***** Material provided

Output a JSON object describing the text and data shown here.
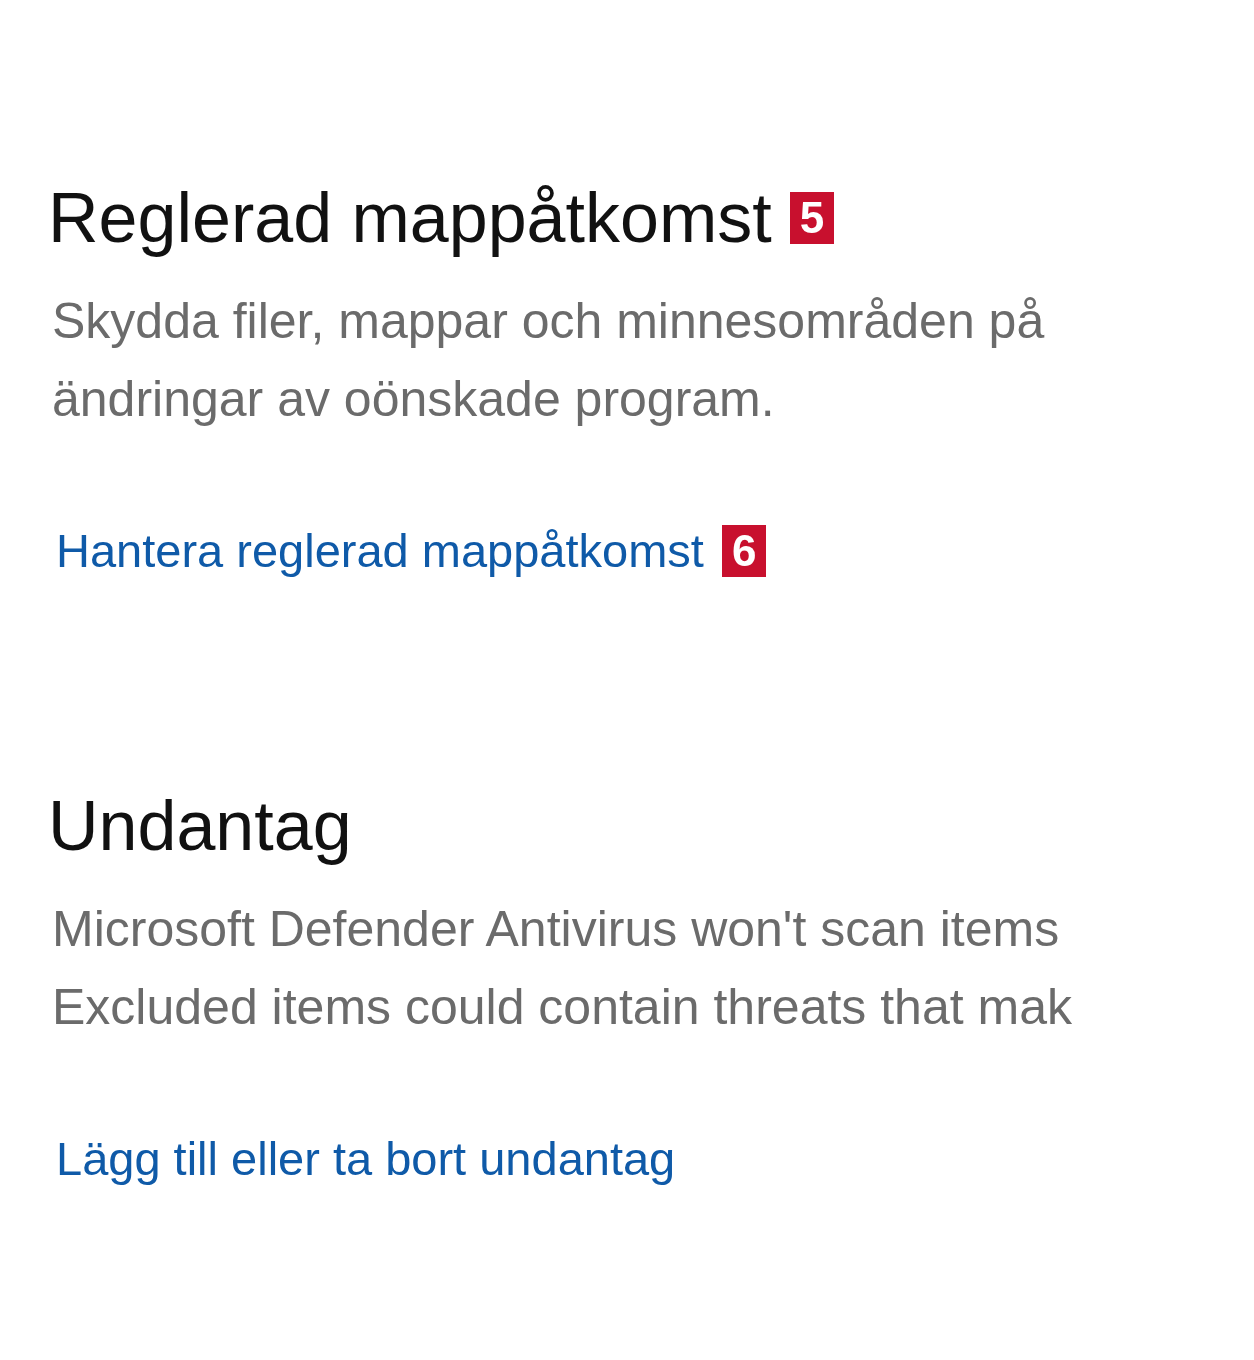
{
  "sections": [
    {
      "title": "Reglerad mappåtkomst",
      "title_badge": "5",
      "description": [
        "Skydda filer, mappar och minnesområden på",
        "ändringar av oönskade program."
      ],
      "link": "Hantera reglerad mappåtkomst",
      "link_badge": "6"
    },
    {
      "title": "Undantag",
      "description": [
        "Microsoft Defender Antivirus won't scan items",
        "Excluded items could contain threats that mak"
      ],
      "link": "Lägg till eller ta bort undantag"
    }
  ]
}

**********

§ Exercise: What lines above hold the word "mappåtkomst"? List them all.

§ Expected answer:
      "title": "Reglerad mappåtkomst",
      "link": "Hantera reglerad mappåtkomst",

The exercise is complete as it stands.